*** Begin section ***

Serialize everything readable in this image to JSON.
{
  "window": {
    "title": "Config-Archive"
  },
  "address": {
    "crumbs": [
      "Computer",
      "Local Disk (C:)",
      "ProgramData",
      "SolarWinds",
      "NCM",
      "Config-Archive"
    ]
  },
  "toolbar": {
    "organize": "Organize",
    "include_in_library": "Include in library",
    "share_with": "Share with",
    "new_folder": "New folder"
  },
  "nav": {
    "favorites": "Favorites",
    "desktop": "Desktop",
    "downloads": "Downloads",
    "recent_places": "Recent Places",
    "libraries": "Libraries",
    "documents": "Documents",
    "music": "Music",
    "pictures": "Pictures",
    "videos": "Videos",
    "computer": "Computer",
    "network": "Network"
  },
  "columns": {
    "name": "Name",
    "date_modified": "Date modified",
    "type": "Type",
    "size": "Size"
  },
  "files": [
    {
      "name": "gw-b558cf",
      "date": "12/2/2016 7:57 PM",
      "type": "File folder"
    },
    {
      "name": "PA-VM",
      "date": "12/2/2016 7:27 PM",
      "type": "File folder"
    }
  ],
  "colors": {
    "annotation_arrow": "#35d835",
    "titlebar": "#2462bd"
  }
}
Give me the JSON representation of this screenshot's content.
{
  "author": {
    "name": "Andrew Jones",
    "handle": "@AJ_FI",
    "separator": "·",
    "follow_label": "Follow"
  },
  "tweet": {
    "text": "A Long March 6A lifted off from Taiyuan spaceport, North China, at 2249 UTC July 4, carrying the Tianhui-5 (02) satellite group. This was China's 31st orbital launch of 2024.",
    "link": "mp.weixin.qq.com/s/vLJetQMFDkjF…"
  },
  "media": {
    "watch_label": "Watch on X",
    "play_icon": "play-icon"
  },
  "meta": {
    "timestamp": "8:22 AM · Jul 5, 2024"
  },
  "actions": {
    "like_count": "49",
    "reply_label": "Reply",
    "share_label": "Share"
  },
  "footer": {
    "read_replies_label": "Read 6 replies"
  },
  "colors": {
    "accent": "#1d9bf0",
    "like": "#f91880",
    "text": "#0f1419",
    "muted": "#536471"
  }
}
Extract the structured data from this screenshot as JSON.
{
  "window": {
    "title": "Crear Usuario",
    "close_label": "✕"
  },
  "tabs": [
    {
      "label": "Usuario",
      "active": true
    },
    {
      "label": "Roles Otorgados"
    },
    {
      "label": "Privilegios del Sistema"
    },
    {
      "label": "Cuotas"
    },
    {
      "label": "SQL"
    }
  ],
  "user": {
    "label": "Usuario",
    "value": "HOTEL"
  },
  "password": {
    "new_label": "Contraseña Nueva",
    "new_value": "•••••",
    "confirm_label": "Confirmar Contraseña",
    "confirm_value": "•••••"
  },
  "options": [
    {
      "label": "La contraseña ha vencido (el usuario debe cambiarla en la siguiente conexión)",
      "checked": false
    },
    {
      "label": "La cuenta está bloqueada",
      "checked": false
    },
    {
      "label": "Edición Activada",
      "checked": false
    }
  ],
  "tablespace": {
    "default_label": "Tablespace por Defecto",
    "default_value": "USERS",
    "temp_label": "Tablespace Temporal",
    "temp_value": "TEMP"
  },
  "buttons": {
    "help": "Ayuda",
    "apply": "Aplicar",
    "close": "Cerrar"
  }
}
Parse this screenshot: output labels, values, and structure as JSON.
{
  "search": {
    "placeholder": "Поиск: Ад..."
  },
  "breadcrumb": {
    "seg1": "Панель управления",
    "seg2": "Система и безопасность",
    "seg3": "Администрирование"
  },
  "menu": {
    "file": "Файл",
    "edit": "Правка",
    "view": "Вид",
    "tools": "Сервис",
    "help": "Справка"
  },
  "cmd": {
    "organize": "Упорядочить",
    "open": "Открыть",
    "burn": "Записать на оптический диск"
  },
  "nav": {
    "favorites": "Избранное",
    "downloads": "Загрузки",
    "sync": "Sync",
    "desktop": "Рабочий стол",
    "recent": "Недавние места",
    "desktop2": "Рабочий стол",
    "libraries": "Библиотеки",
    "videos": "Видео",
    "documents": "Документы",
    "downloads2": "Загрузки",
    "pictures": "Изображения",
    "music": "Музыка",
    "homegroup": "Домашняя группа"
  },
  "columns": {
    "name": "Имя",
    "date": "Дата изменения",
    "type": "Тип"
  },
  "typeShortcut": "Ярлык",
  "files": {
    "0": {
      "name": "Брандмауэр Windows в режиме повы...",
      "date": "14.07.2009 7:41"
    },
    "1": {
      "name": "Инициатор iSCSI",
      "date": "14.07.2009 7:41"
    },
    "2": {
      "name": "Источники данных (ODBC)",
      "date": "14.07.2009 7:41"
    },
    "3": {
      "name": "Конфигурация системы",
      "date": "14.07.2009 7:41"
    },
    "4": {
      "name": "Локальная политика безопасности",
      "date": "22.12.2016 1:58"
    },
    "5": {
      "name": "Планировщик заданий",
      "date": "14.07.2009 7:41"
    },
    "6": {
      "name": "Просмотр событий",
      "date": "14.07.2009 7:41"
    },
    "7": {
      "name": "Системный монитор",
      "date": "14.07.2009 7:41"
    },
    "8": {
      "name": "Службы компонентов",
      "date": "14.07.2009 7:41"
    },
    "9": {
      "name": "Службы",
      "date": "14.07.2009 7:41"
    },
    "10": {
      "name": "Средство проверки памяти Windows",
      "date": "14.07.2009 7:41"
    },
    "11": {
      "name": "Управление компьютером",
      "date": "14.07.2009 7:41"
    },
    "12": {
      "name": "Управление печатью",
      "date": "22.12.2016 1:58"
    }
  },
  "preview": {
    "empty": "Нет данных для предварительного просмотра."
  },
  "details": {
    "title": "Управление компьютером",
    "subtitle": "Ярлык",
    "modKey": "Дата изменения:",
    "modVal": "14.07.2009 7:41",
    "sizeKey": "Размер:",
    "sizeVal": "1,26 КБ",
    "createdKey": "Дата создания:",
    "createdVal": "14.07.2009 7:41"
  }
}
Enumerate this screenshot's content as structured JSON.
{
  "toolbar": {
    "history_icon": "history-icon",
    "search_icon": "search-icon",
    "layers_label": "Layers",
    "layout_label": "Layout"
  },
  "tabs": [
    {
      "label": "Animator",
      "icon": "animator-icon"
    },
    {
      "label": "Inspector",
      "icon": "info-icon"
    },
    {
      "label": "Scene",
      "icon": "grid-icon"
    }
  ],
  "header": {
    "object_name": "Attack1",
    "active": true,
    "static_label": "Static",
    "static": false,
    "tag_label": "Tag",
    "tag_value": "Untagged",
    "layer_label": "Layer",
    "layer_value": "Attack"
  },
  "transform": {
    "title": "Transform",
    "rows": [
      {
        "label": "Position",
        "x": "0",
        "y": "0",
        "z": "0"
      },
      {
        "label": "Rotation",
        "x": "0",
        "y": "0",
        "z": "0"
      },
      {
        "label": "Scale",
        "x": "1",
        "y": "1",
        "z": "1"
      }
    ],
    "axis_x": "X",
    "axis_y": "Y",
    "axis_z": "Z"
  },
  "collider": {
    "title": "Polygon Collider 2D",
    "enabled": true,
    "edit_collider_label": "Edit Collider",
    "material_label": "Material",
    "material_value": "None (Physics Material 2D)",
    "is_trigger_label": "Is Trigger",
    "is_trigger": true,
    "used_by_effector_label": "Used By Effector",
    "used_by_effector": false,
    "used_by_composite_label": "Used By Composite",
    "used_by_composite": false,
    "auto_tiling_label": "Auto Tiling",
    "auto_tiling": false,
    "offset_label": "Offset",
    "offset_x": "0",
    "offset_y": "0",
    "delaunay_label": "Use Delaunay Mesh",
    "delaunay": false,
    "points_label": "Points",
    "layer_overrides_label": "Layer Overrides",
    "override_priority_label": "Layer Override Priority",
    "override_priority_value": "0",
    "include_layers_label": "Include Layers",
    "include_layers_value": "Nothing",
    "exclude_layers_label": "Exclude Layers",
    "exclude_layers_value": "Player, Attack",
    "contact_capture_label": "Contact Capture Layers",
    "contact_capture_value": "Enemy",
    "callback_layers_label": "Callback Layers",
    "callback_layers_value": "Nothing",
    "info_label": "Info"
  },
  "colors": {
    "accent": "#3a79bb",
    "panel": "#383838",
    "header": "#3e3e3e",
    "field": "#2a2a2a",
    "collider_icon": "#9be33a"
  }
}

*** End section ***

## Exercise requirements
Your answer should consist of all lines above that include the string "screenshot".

## Reply to the exercise
Give me the JSON representation of this screenshot's content.
Extract the structured data from this screenshot as JSON.
Parse this screenshot: output labels, values, and structure as JSON.
Enumerate this screenshot's content as structured JSON.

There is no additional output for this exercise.